  5. The toner is fused to the page by heat and pressure.

Laser printing

The laser printing process is very similar to the xerographic process. The major difference is that the exposure step for laser printers employs a laser beam to record the image onto the sensitised surface to form the latent electrostatic image.

Toners and their effect on image permanence

Toners

A typical toner for both xerography and laser printing is composed of a heat-sensitive polymer, such as acrylic or styrene - or both, and a pigment such as carbon black.

Some toners may have an additive known as a 'carrier' added. A carrier is typically an iron powder, which may be coated with resin and is added to improve the ability of the toner to attach to the charged area of the paper. The presence of carriers in the image on paper may adversely affect the longevity of documents.

Full-colour photocopying uses the same principles as single-colour photocopying except that the process is repeated for each colour – yellow, magenta and cyan, and then black. That is, each colour is separately laid onto the paper.

Adhesion of toner to paper

The physical durability of a photocopy depends primarily on how well the toner adheres to the paper. Most copy machines ensure good adhesion but a poorly adjusted or malfunctioning machine may produce poorly adhered images which flake off or smudge.

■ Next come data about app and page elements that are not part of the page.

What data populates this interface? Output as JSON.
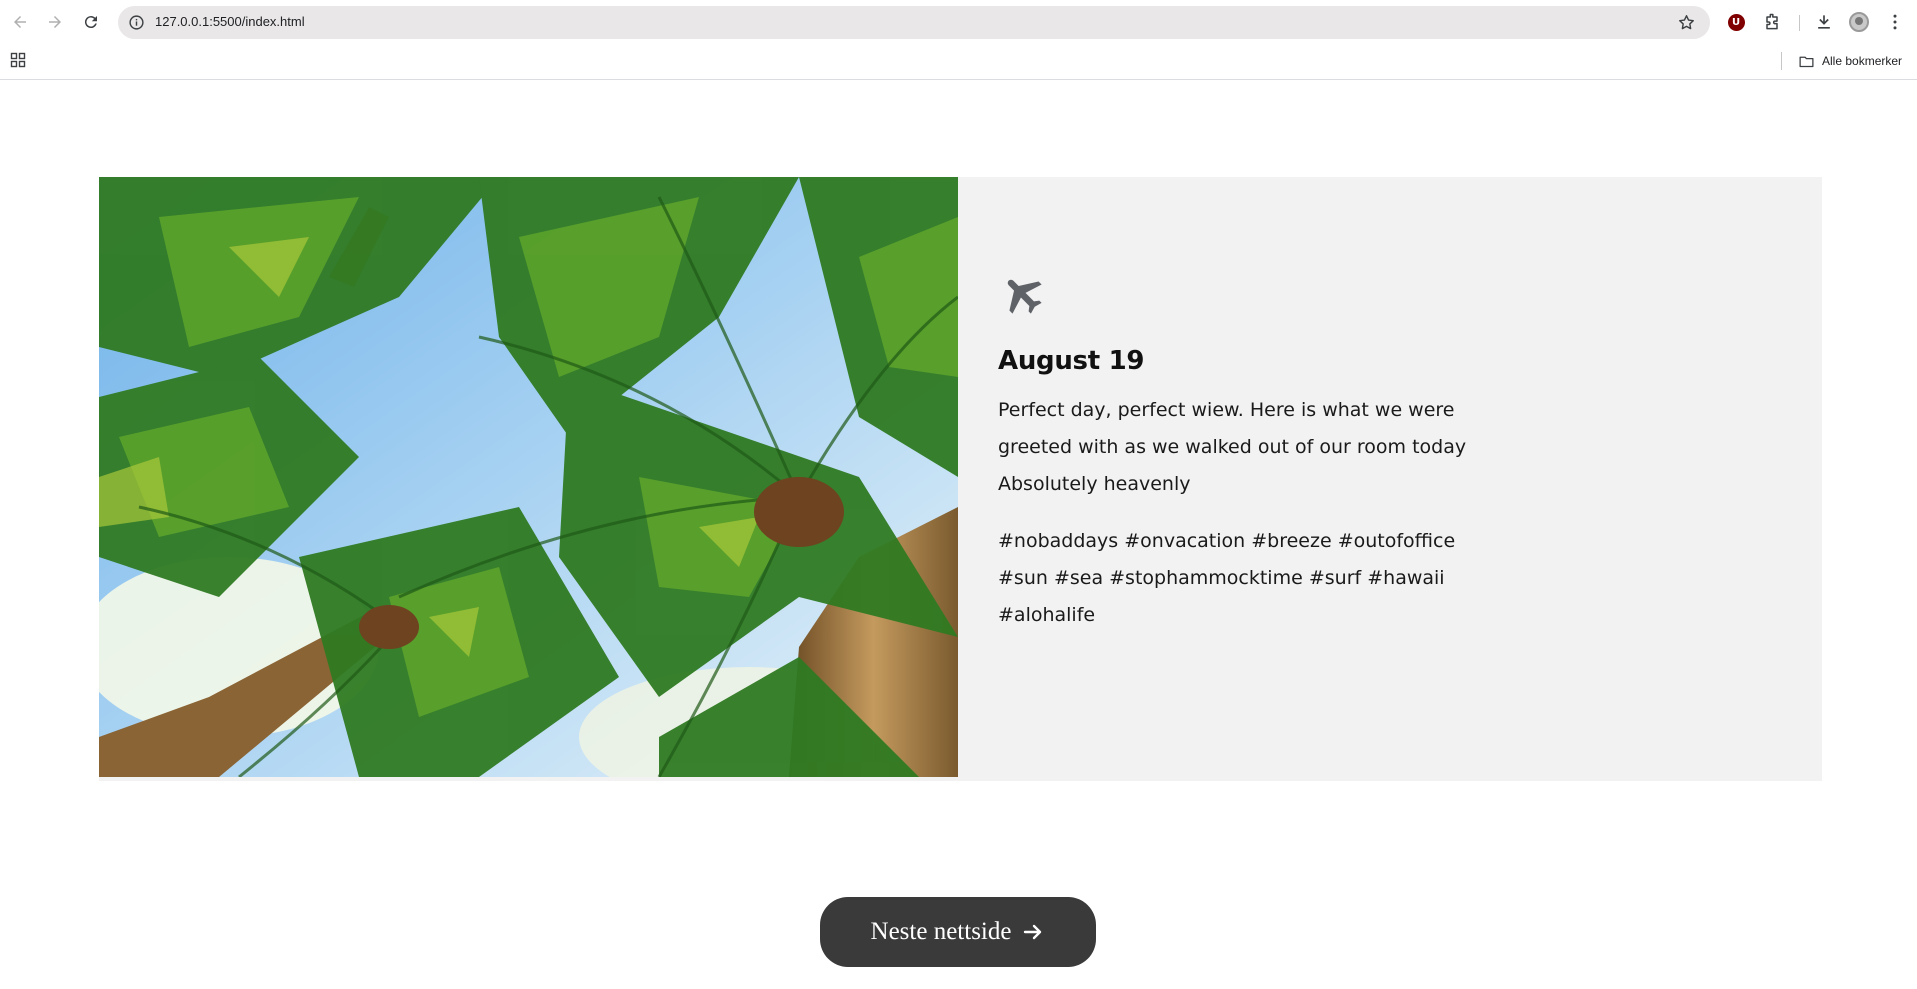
{
  "browser": {
    "url": "127.0.0.1:5500/index.html",
    "bookmarks_label": "Alle bokmerker",
    "extension_badge": "U",
    "icons": [
      "back-arrow-icon",
      "forward-arrow-icon",
      "reload-icon",
      "site-info-icon",
      "bookmark-star-icon",
      "ublock-icon",
      "extensions-icon",
      "download-icon",
      "profile-avatar",
      "more-menu-icon",
      "apps-grid-icon",
      "folder-icon"
    ]
  },
  "post": {
    "image": "palm-trees-photo",
    "icon": "airplane-icon",
    "date": "August 19",
    "text": "Perfect day, perfect wiew. Here is what we were greeted with as we walked out of our room today Absolutely heavenly",
    "tags": "#nobaddays #onvacation #breeze #outofoffice #sun #sea #stophammocktime #surf #hawaii #alohalife"
  },
  "next_button": {
    "label": "Neste nettside",
    "icon": "arrow-right-icon"
  },
  "colors": {
    "card_background": "#f2f2f2",
    "button_background": "#3a3a3a",
    "icon_gray": "#5f6368"
  }
}
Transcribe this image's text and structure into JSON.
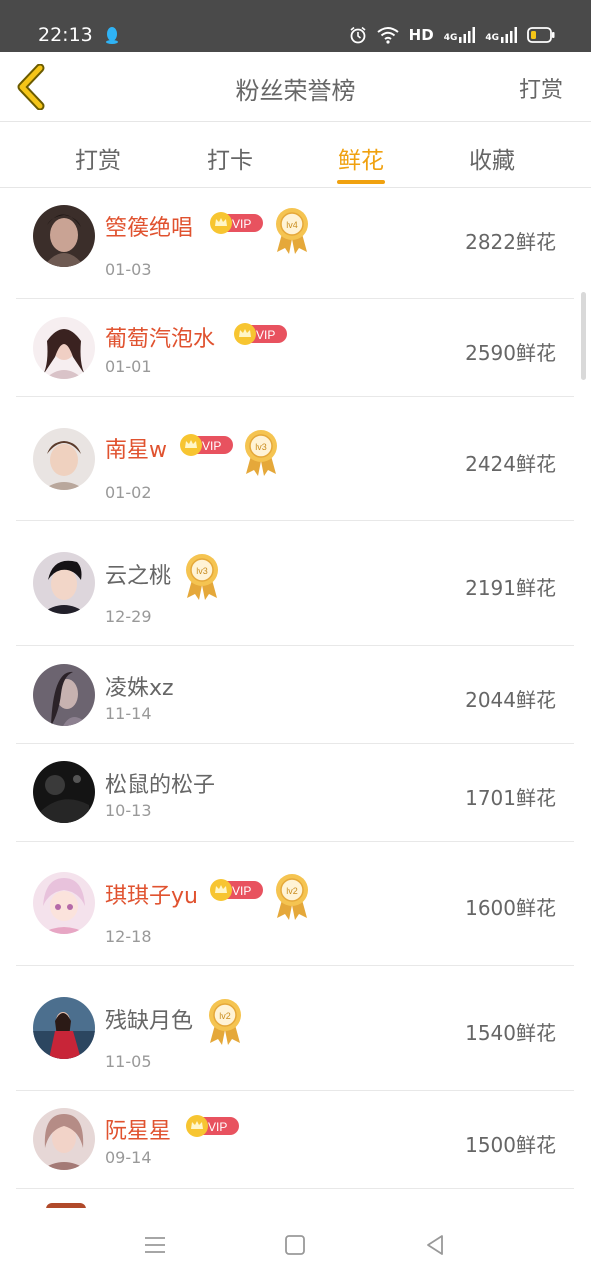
{
  "status_bar": {
    "time": "22:13",
    "hd_label": "HD",
    "network_1": "4G",
    "network_2": "4G",
    "icons": [
      "qq-icon",
      "alarm-icon",
      "wifi-icon",
      "signal-icon",
      "battery-icon"
    ]
  },
  "header": {
    "title": "粉丝荣誉榜",
    "action_label": "打赏",
    "back_icon": "chevron-left-icon"
  },
  "tabs": [
    {
      "label": "打赏",
      "active": false
    },
    {
      "label": "打卡",
      "active": false
    },
    {
      "label": "鲜花",
      "active": true
    },
    {
      "label": "收藏",
      "active": false
    }
  ],
  "accent_color": "#f0a10f",
  "vip_name_color": "#e0522f",
  "vip_badge_text": "VIP",
  "entries": [
    {
      "name": "箜篌绝唱",
      "date": "01-03",
      "flowers": "2822鲜花",
      "vip": true,
      "level": "lv4"
    },
    {
      "name": "葡萄汽泡水",
      "date": "01-01",
      "flowers": "2590鲜花",
      "vip": true,
      "level": ""
    },
    {
      "name": "南星w",
      "date": "01-02",
      "flowers": "2424鲜花",
      "vip": true,
      "level": "lv3"
    },
    {
      "name": "云之桃",
      "date": "12-29",
      "flowers": "2191鲜花",
      "vip": false,
      "level": "lv3"
    },
    {
      "name": "凌姝xz",
      "date": "11-14",
      "flowers": "2044鲜花",
      "vip": false,
      "level": ""
    },
    {
      "name": "松鼠的松子",
      "date": "10-13",
      "flowers": "1701鲜花",
      "vip": false,
      "level": ""
    },
    {
      "name": "琪琪子yu",
      "date": "12-18",
      "flowers": "1600鲜花",
      "vip": true,
      "level": "lv2"
    },
    {
      "name": "残缺月色",
      "date": "11-05",
      "flowers": "1540鲜花",
      "vip": false,
      "level": "lv2"
    },
    {
      "name": "阮星星",
      "date": "09-14",
      "flowers": "1500鲜花",
      "vip": true,
      "level": ""
    }
  ],
  "nav_bar": {
    "icons": [
      "menu-icon",
      "home-icon",
      "back-triangle-icon"
    ]
  }
}
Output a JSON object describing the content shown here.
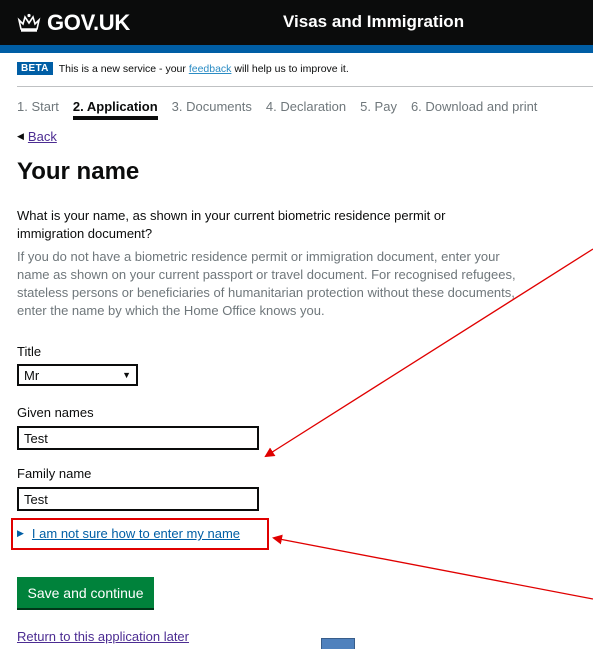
{
  "header": {
    "logo_text": "GOV.UK",
    "service_name": "Visas and Immigration"
  },
  "beta_banner": {
    "tag": "BETA",
    "text_before": "This is a new service - your ",
    "link": "feedback",
    "text_after": " will help us to improve it."
  },
  "steps": [
    {
      "label": "1. Start",
      "active": false
    },
    {
      "label": "2. Application",
      "active": true
    },
    {
      "label": "3. Documents",
      "active": false
    },
    {
      "label": "4. Declaration",
      "active": false
    },
    {
      "label": "5. Pay",
      "active": false
    },
    {
      "label": "6. Download and print",
      "active": false
    }
  ],
  "back_link": "Back",
  "page_title": "Your name",
  "question": "What is your name, as shown in your current biometric residence permit or immigration document?",
  "hint": "If you do not have a biometric residence permit or immigration document, enter your name as shown on your current passport or travel document. For recognised refugees, stateless persons or beneficiaries of humanitarian protection without these documents, enter the name by which the Home Office knows you.",
  "form": {
    "title_label": "Title",
    "title_value": "Mr",
    "given_names_label": "Given names",
    "given_names_value": "Test",
    "family_name_label": "Family name",
    "family_name_value": "Test"
  },
  "details_link": "I am not sure how to enter my name",
  "save_button": "Save and continue",
  "return_link": "Return to this application later",
  "colors": {
    "header_bg": "#0b0c0c",
    "header_blue": "#005ea5",
    "button_green": "#00823b",
    "annotation_red": "#e00000",
    "link_visited": "#4c2c92"
  }
}
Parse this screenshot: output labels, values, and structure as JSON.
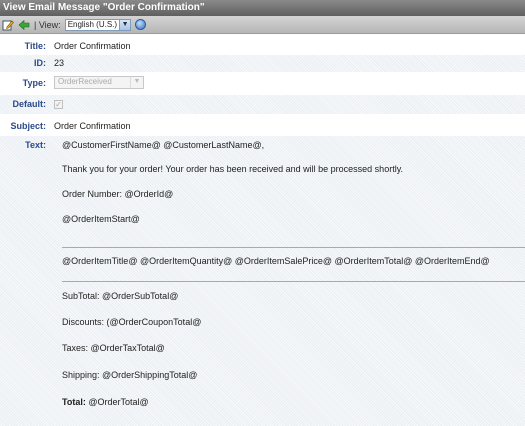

Full-colour images are thicker than black toner images because they are composed of four distinct layers of toner. Consequently, adhesion is not as good, and the thicker layer is more prone to cracking and flaking during flexing or folding.

Practical recommendations

The durability of photocopied and laser-printed documents depends largely on the quality of the paper used, as well as the degree to which the paper and toner adhere after processing.

  • Toners composed of stable resin materials and a stable pigment such as carbon black are capable of strong bonding to the paper surface. Copies using these toners and printed onto permanent or archival quality paper can be considered permanent and suitable for long-term storage.
  • Do not stack or weight dry toner images at high temperatures. Do not place them in direct contact with PVC as this makes the toner sticky and capable of transferring to adjacent surfaces (polyester or polypropylene film is safe).
  • Copy machines should be maintained regularly by qualified technicians to ensure that they are operating at the correct temperature to fuse the toner.
  • There is evidence that colour electrostatic images do not last as long as black-and-white copies. Most international archival institutions do not recommend the permanent or long-term storage of colour electrostatic copies.
  • Maximise the life of colour copies by minimising exposure to light and avoid flexing or folding them as the print layer may crack.

Further advice

Contact the Agency Service Centre.

Copyright National Archives of Australia 2014